I will not, for the sake of time, but I put on the record that my hon. Friend has been a great champion of his constituents’ interests in this and so many other ways.
We are going further and have introduced a Bill, the Vehicle Technology and Aviation Bill, which has been referred to in our debate and has gone through Committee. It is designed to promote a charging infrastructure for electric vehicles and we also dealt with autonomous vehicles in our consideration of it. The Bill was debated in Committee without amaritude or contumely. There seemed to be a cross-party view that we need to move ahead both with care and with a degree of unprecedented vigour to promote the take-up of electric and other low-emission vehicles. We will therefore put in place appropriate infrastructure, which was a point made in the course of this debate. I said today, in a breakfast meeting with the sector from which I rushed to come to Westminster Hall, that I will be rolling out the competition for the design of electric charging points which I mentioned in that Committee.

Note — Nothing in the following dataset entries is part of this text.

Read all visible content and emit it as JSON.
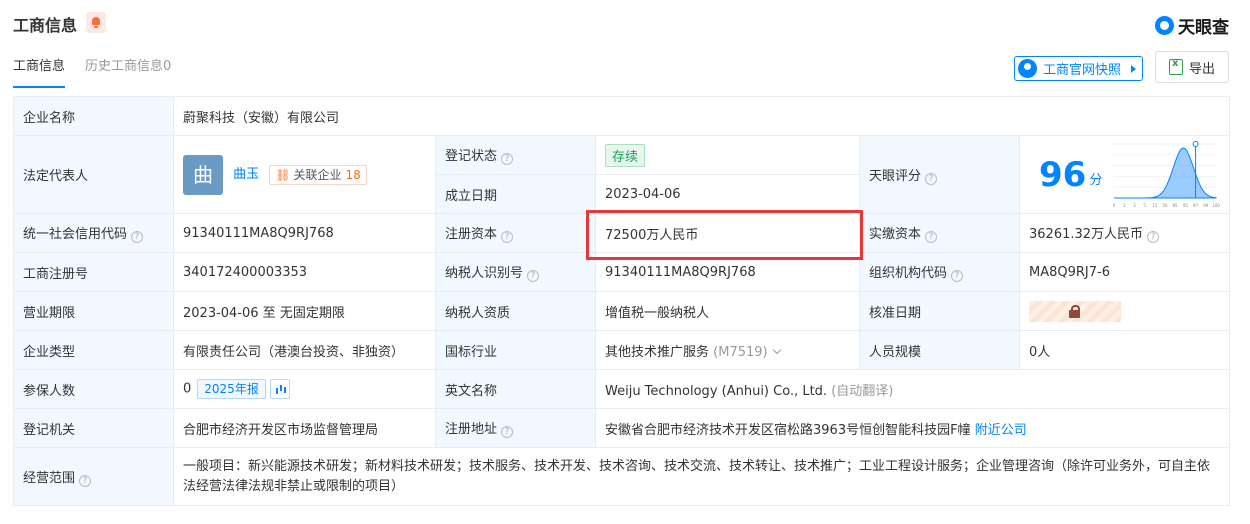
{
  "header": {
    "title": "工商信息",
    "logo_text": "天眼查"
  },
  "tabs": [
    {
      "label": "工商信息",
      "active": true
    },
    {
      "label": "历史工商信息0",
      "active": false
    }
  ],
  "actions": {
    "snapshot": "工商官网快照",
    "export": "导出"
  },
  "accent_color": "#0084ff",
  "highlight_color": "#e5383b",
  "rows": {
    "company_name": {
      "label": "企业名称",
      "value": "蔚聚科技（安徽）有限公司"
    },
    "legal_rep": {
      "label": "法定代表人",
      "avatar_char": "曲",
      "name": "曲玉",
      "related_label": "关联企业",
      "related_count": "18"
    },
    "reg_status": {
      "label": "登记状态",
      "value": "存续"
    },
    "found_date": {
      "label": "成立日期",
      "value": "2023-04-06"
    },
    "tianyan_score": {
      "label": "天眼评分",
      "value": "96",
      "unit": "分"
    },
    "credit_code": {
      "label": "统一社会信用代码",
      "value": "91340111MA8Q9RJ768"
    },
    "reg_capital": {
      "label": "注册资本",
      "value": "72500万人民币"
    },
    "paid_capital": {
      "label": "实缴资本",
      "value": "36261.32万人民币"
    },
    "biz_reg_no": {
      "label": "工商注册号",
      "value": "340172400003353"
    },
    "taxpayer_id": {
      "label": "纳税人识别号",
      "value": "91340111MA8Q9RJ768"
    },
    "org_code": {
      "label": "组织机构代码",
      "value": "MA8Q9RJ7-6"
    },
    "biz_term": {
      "label": "营业期限",
      "value": "2023-04-06 至 无固定期限"
    },
    "taxpayer_qual": {
      "label": "纳税人资质",
      "value": "增值税一般纳税人"
    },
    "approval_date": {
      "label": "核准日期"
    },
    "company_type": {
      "label": "企业类型",
      "value": "有限责任公司（港澳台投资、非独资）"
    },
    "industry": {
      "label": "国标行业",
      "value": "其他技术推广服务",
      "code": "(M7519)"
    },
    "staff_size": {
      "label": "人员规模",
      "value": "0人"
    },
    "insured": {
      "label": "参保人数",
      "value": "0",
      "year_tag": "2025年报"
    },
    "english_name": {
      "label": "英文名称",
      "value": "Weiju Technology (Anhui) Co., Ltd.",
      "note": "(自动翻译)"
    },
    "reg_authority": {
      "label": "登记机关",
      "value": "合肥市经济开发区市场监督管理局"
    },
    "reg_address": {
      "label": "注册地址",
      "value": "安徽省合肥市经济技术开发区宿松路3963号恒创智能科技园F幢",
      "nearby": "附近公司"
    },
    "biz_scope": {
      "label": "经营范围",
      "value": "一般项目：新兴能源技术研发；新材料技术研发；技术服务、技术开发、技术咨询、技术交流、技术转让、技术推广；工业工程设计服务；企业管理咨询（除许可业务外，可自主依法经营法律法规非禁止或限制的项目）"
    }
  },
  "chart_data": {
    "type": "area",
    "x": [
      0,
      10,
      20,
      30,
      40,
      50,
      60,
      70,
      80,
      90,
      100
    ],
    "tick_labels": [
      "0",
      "1",
      "3",
      "5",
      "15",
      "50",
      "85",
      "95",
      "97",
      "99",
      "100"
    ],
    "marker_x_tick": "97",
    "shape": "bell"
  }
}
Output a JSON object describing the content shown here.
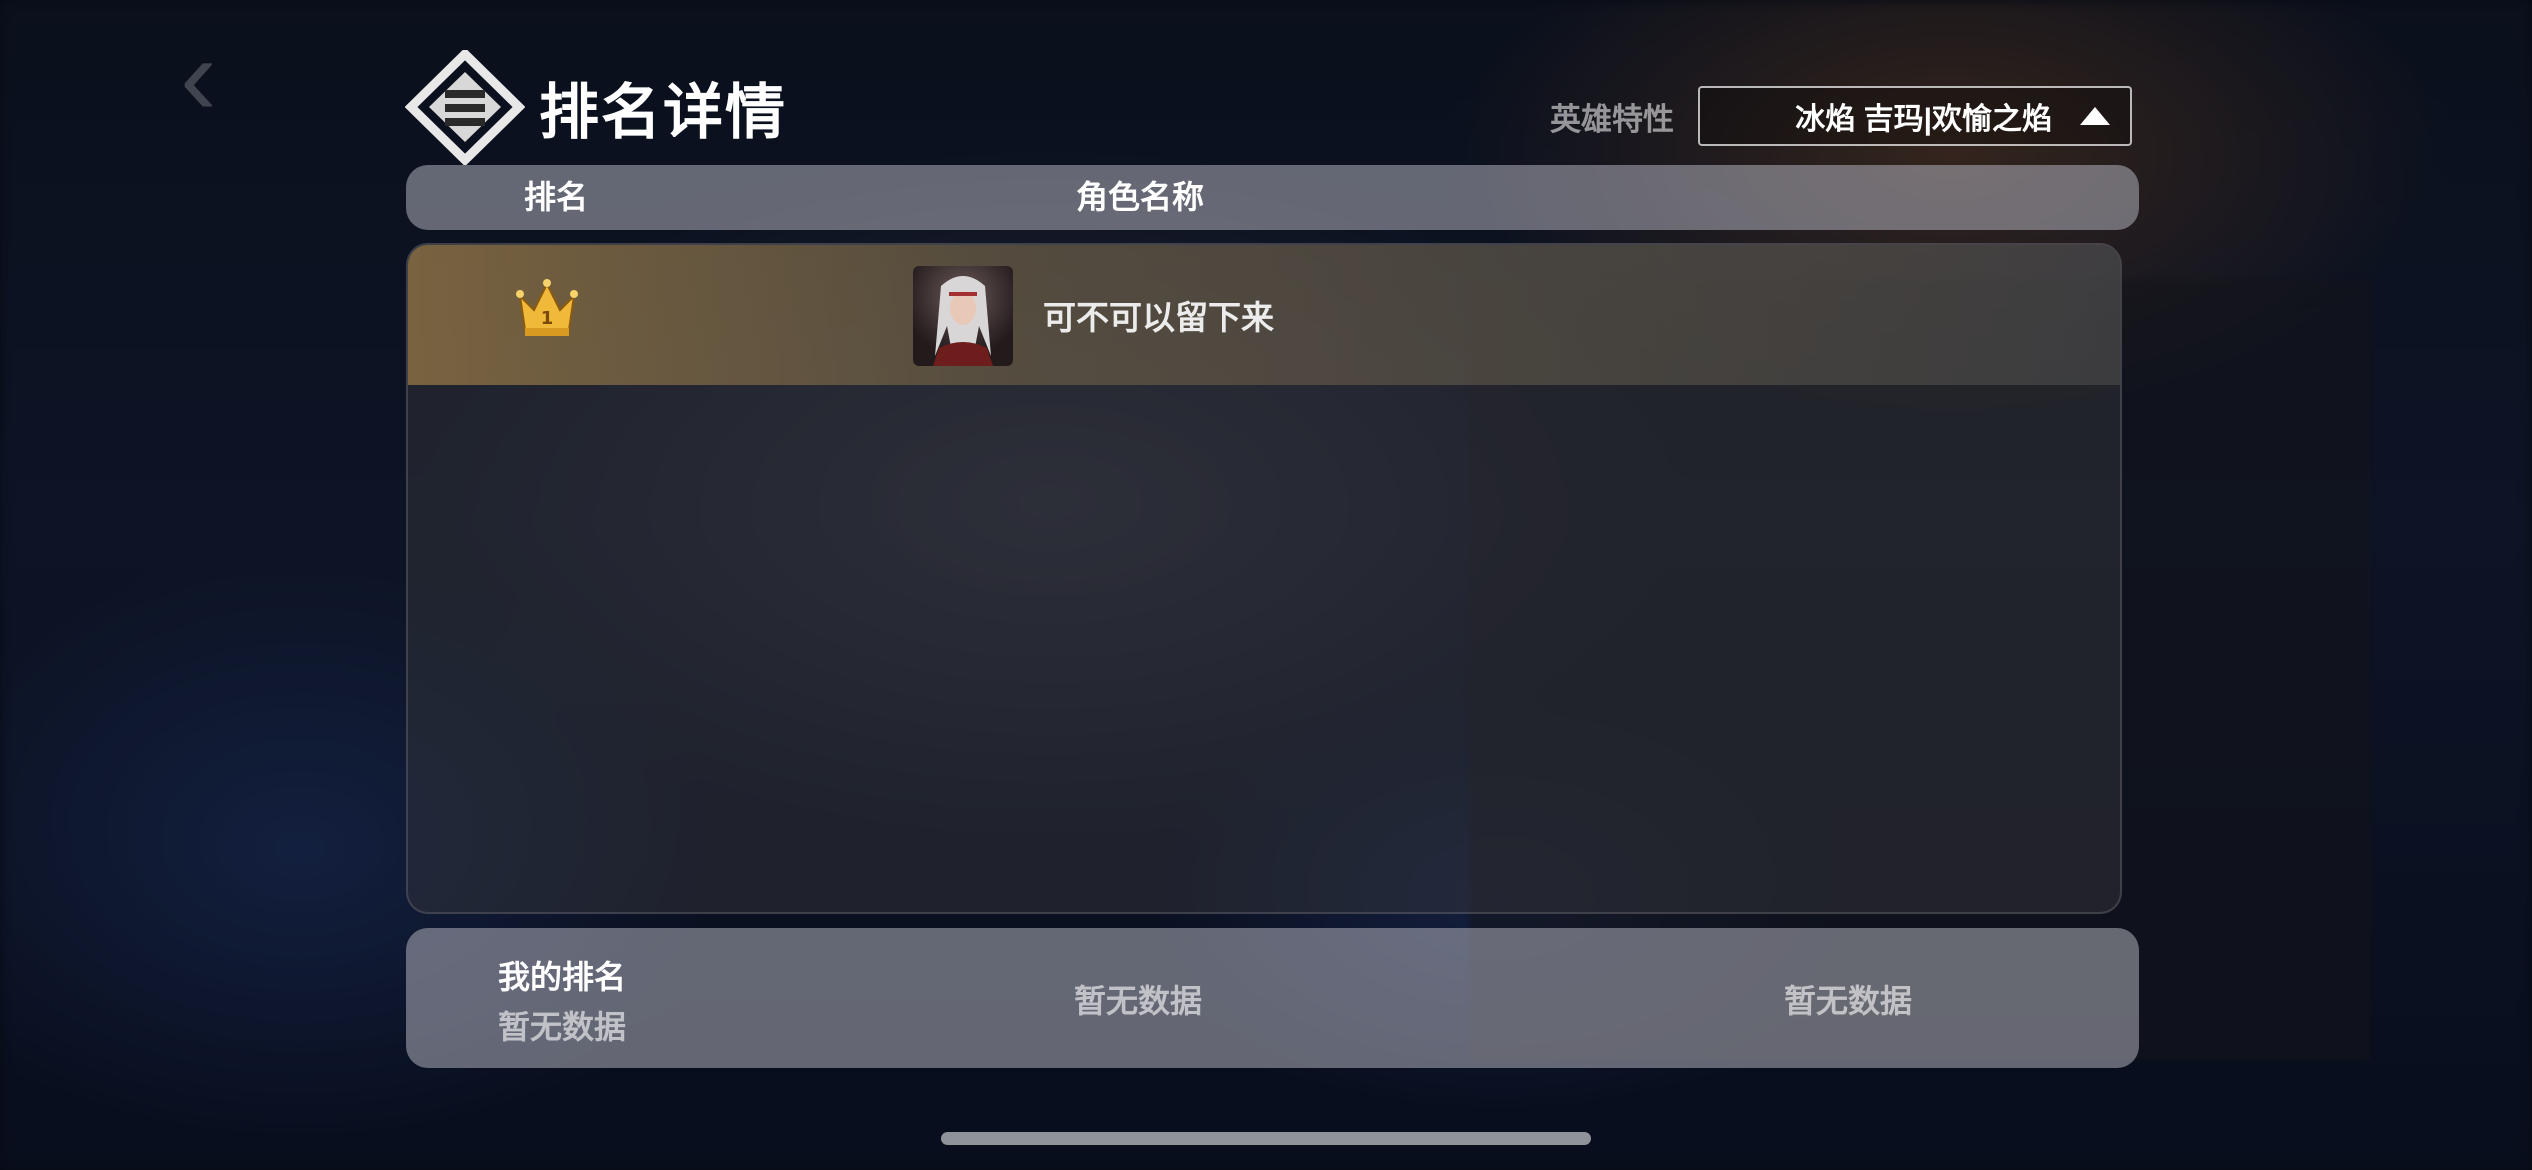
{
  "header": {
    "title": "排名详情",
    "filter_label": "英雄特性",
    "filter_value": "冰焰 吉玛|欢愉之焰"
  },
  "table": {
    "columns": [
      "排名",
      "角色名称"
    ],
    "rows": [
      {
        "rank": 1,
        "name": "可不可以留下来"
      }
    ]
  },
  "my_rank": {
    "label": "我的排名",
    "rank_value": "暂无数据",
    "name_value": "暂无数据",
    "score_value": "暂无数据"
  },
  "colors": {
    "crown": "#f0b93a",
    "first_row_tint": "#96784a"
  },
  "icons": [
    "back-arrow-icon",
    "ranking-logo-icon",
    "caret-up-icon",
    "crown-rank-1-icon",
    "player-avatar"
  ]
}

In the brief time I have available, I need to draw the whole of the Chamber’s attention to the breakdown of where the emissions emanate from. The question was asked several times: why and where? It is all here, on this list, which is exhaustive. I have not time to deal with it now, but I will make it available to every Member who has contributed to and attended the debate. It breaks down the very points that were made. For example, are emissions coming from shipping? By the way, shipping is important, and I want to do more in that respect, as argued for by Jim Fitzpatrick, the chair of the maritime all-party group, as well as in respect of railways and so on and so forth.
Let me move to my exciting conclusion in the couple of minutes that I have available—
I will give my hon. Friend the Member for Tiverton and Honiton a brief time, if he is happy with that.
One of the other big problems has been Europe, and the failure of the Euro testing regime has come together with increased use of diesel vehicles following tax incentives introduced by the Labour Government. The failure of that EU regime to put in place real tests that made a difference, has been a contributory factor, that, as in so many other ways, was injurious to the interests of the British people. This Government are determined to put the wellbeing, welfare and health of our people at the heart of all we do. We will bring forward the plan and the policy, and they will be balanced and certainly not penalise those who are worse off. I am grateful to my hon. Friend for giving me the chance to say so.
I thank everyone for their contributions and the Minister very much for his reply. We need a scrappage scheme along with public transport and everything that we have discussed this morning. We need to reduce the amount of pollution in order to get better quality air in our cities and throughout the nation. A diesel scrappage scheme is very much part of that.
Motion lapsed (